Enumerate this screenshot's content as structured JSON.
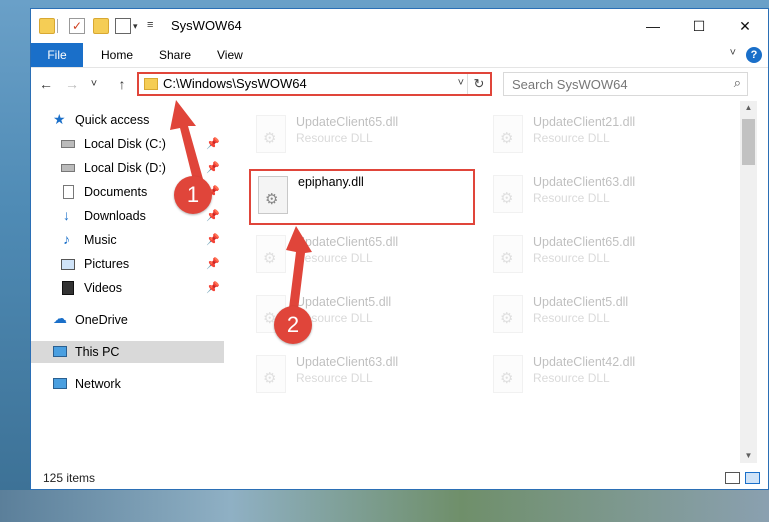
{
  "window": {
    "title": "SysWOW64",
    "minimize_glyph": "—",
    "maximize_glyph": "☐",
    "close_glyph": "✕"
  },
  "quick_access_toolbar": {
    "dropdown_glyph": "▾",
    "icons": [
      "folder-icon",
      "checkbox-icon",
      "properties-icon"
    ]
  },
  "ribbon": {
    "file_tab": "File",
    "tabs": [
      "Home",
      "Share",
      "View"
    ],
    "collapse_glyph": "˅",
    "help_glyph": "?"
  },
  "navigation": {
    "back_glyph": "←",
    "forward_glyph": "→",
    "recent_glyph": "˅",
    "up_glyph": "↑",
    "address": "C:\\Windows\\SysWOW64",
    "address_dropdown_glyph": "˅",
    "refresh_glyph": "↻",
    "search_placeholder": "Search SysWOW64",
    "search_glyph": "⌕"
  },
  "sidebar": {
    "pin_glyph": "📌",
    "items": [
      {
        "label": "Quick access",
        "icon": "star-icon"
      },
      {
        "label": "Local Disk (C:)",
        "icon": "drive-icon"
      },
      {
        "label": "Local Disk (D:)",
        "icon": "drive-icon"
      },
      {
        "label": "Documents",
        "icon": "documents-icon"
      },
      {
        "label": "Downloads",
        "icon": "download-icon"
      },
      {
        "label": "Music",
        "icon": "music-icon"
      },
      {
        "label": "Pictures",
        "icon": "pictures-icon"
      },
      {
        "label": "Videos",
        "icon": "videos-icon"
      },
      {
        "label": "OneDrive",
        "icon": "cloud-icon"
      },
      {
        "label": "This PC",
        "icon": "computer-icon"
      },
      {
        "label": "Network",
        "icon": "network-icon"
      }
    ],
    "selected": "This PC"
  },
  "files": [
    {
      "name": "UpdateClient65.dll",
      "type": "Resource DLL"
    },
    {
      "name": "UpdateClient21.dll",
      "type": "Resource DLL"
    },
    {
      "name": "epiphany.dll",
      "type": ""
    },
    {
      "name": "UpdateClient63.dll",
      "type": "Resource DLL"
    },
    {
      "name": "UpdateClient65.dll",
      "type": "Resource DLL"
    },
    {
      "name": "UpdateClient65.dll",
      "type": "Resource DLL"
    },
    {
      "name": "UpdateClient5.dll",
      "type": "Resource DLL"
    },
    {
      "name": "UpdateClient5.dll",
      "type": "Resource DLL"
    },
    {
      "name": "UpdateClient63.dll",
      "type": "Resource DLL"
    },
    {
      "name": "UpdateClient42.dll",
      "type": "Resource DLL"
    }
  ],
  "status": {
    "item_count": "125 items"
  },
  "scrollbar": {
    "up_glyph": "▲",
    "down_glyph": "▼"
  },
  "callouts": {
    "step1": "1",
    "step2": "2",
    "color": "#e0453a"
  }
}
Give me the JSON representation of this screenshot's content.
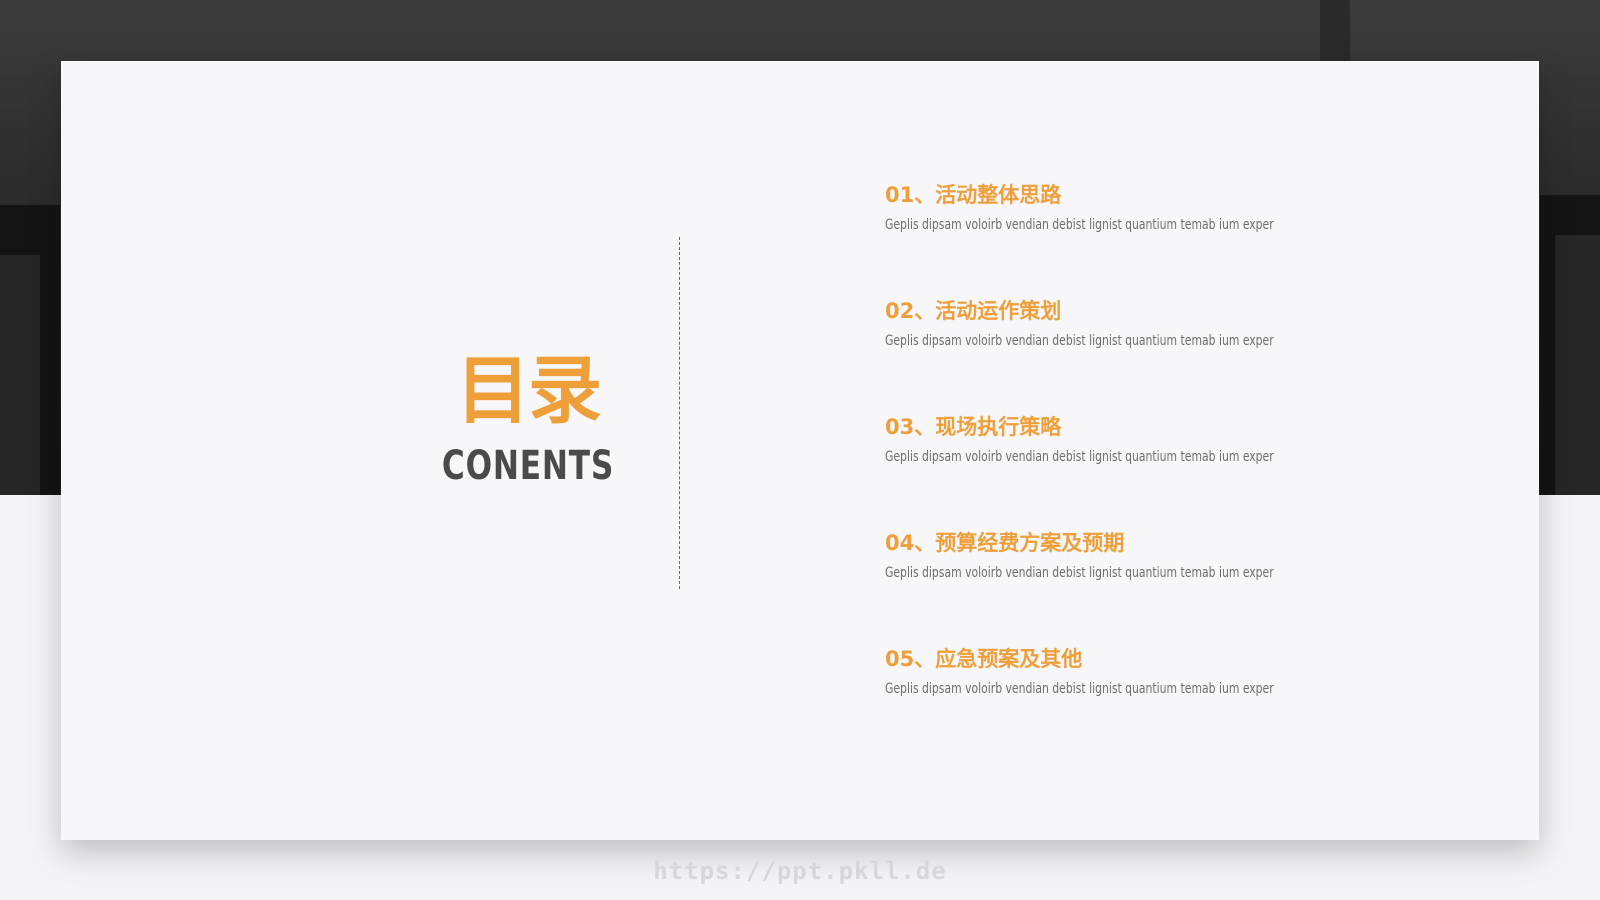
{
  "slide": {
    "title_zh": "目录",
    "title_en": "CONENTS",
    "items": [
      {
        "title": "01、活动整体思路",
        "desc": "Geplis dipsam voloirb vendian debist lignist quantium temab ium exper"
      },
      {
        "title": "02、活动运作策划",
        "desc": "Geplis dipsam voloirb vendian debist lignist quantium temab ium exper"
      },
      {
        "title": "03、现场执行策略",
        "desc": "Geplis dipsam voloirb vendian debist lignist quantium temab ium exper"
      },
      {
        "title": "04、预算经费方案及预期",
        "desc": "Geplis dipsam voloirb vendian debist lignist quantium temab ium exper"
      },
      {
        "title": "05、应急预案及其他",
        "desc": "Geplis dipsam voloirb vendian debist lignist quantium temab ium exper"
      }
    ]
  },
  "watermark": "https://ppt.pkll.de",
  "colors": {
    "accent": "#ef9f3a",
    "heading_dark": "#4a4a4a",
    "body_text": "#6e6e6e",
    "card_bg": "#f7f6f8",
    "background_dark": "#2d2d2e"
  }
}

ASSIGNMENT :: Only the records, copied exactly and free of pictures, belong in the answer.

ANSWER TO THE EXERCISE ::
Enumerate this screenshot's content as structured JSON.
{
  "window": {
    "title": "SysWOW64",
    "minimize_glyph": "—",
    "maximize_glyph": "☐",
    "close_glyph": "✕"
  },
  "quick_access_toolbar": {
    "dropdown_glyph": "▾",
    "icons": [
      "folder-icon",
      "checkbox-icon",
      "properties-icon"
    ]
  },
  "ribbon": {
    "file_tab": "File",
    "tabs": [
      "Home",
      "Share",
      "View"
    ],
    "collapse_glyph": "˅",
    "help_glyph": "?"
  },
  "navigation": {
    "back_glyph": "←",
    "forward_glyph": "→",
    "recent_glyph": "˅",
    "up_glyph": "↑",
    "address": "C:\\Windows\\SysWOW64",
    "address_dropdown_glyph": "˅",
    "refresh_glyph": "↻",
    "search_placeholder": "Search SysWOW64",
    "search_glyph": "⌕"
  },
  "sidebar": {
    "pin_glyph": "📌",
    "items": [
      {
        "label": "Quick access",
        "icon": "star-icon"
      },
      {
        "label": "Local Disk (C:)",
        "icon": "drive-icon"
      },
      {
        "label": "Local Disk (D:)",
        "icon": "drive-icon"
      },
      {
        "label": "Documents",
        "icon": "documents-icon"
      },
      {
        "label": "Downloads",
        "icon": "download-icon"
      },
      {
        "label": "Music",
        "icon": "music-icon"
      },
      {
        "label": "Pictures",
        "icon": "pictures-icon"
      },
      {
        "label": "Videos",
        "icon": "videos-icon"
      },
      {
        "label": "OneDrive",
        "icon": "cloud-icon"
      },
      {
        "label": "This PC",
        "icon": "computer-icon"
      },
      {
        "label": "Network",
        "icon": "network-icon"
      }
    ],
    "selected": "This PC"
  },
  "files": [
    {
      "name": "UpdateClient65.dll",
      "type": "Resource DLL"
    },
    {
      "name": "UpdateClient21.dll",
      "type": "Resource DLL"
    },
    {
      "name": "epiphany.dll",
      "type": ""
    },
    {
      "name": "UpdateClient63.dll",
      "type": "Resource DLL"
    },
    {
      "name": "UpdateClient65.dll",
      "type": "Resource DLL"
    },
    {
      "name": "UpdateClient65.dll",
      "type": "Resource DLL"
    },
    {
      "name": "UpdateClient5.dll",
      "type": "Resource DLL"
    },
    {
      "name": "UpdateClient5.dll",
      "type": "Resource DLL"
    },
    {
      "name": "UpdateClient63.dll",
      "type": "Resource DLL"
    },
    {
      "name": "UpdateClient42.dll",
      "type": "Resource DLL"
    }
  ],
  "status": {
    "item_count": "125 items"
  },
  "scrollbar": {
    "up_glyph": "▲",
    "down_glyph": "▼"
  },
  "callouts": {
    "step1": "1",
    "step2": "2",
    "color": "#e0453a"
  }
}
Give me the JSON representation of this screenshot's content.
{
  "slide": {
    "title_zh": "目录",
    "title_en": "CONENTS",
    "items": [
      {
        "title": "01、活动整体思路",
        "desc": "Geplis dipsam voloirb vendian debist lignist quantium temab ium exper"
      },
      {
        "title": "02、活动运作策划",
        "desc": "Geplis dipsam voloirb vendian debist lignist quantium temab ium exper"
      },
      {
        "title": "03、现场执行策略",
        "desc": "Geplis dipsam voloirb vendian debist lignist quantium temab ium exper"
      },
      {
        "title": "04、预算经费方案及预期",
        "desc": "Geplis dipsam voloirb vendian debist lignist quantium temab ium exper"
      },
      {
        "title": "05、应急预案及其他",
        "desc": "Geplis dipsam voloirb vendian debist lignist quantium temab ium exper"
      }
    ]
  },
  "watermark": "https://ppt.pkll.de",
  "colors": {
    "accent": "#ef9f3a",
    "heading_dark": "#4a4a4a",
    "body_text": "#6e6e6e",
    "card_bg": "#f7f6f8",
    "background_dark": "#2d2d2e"
  }
}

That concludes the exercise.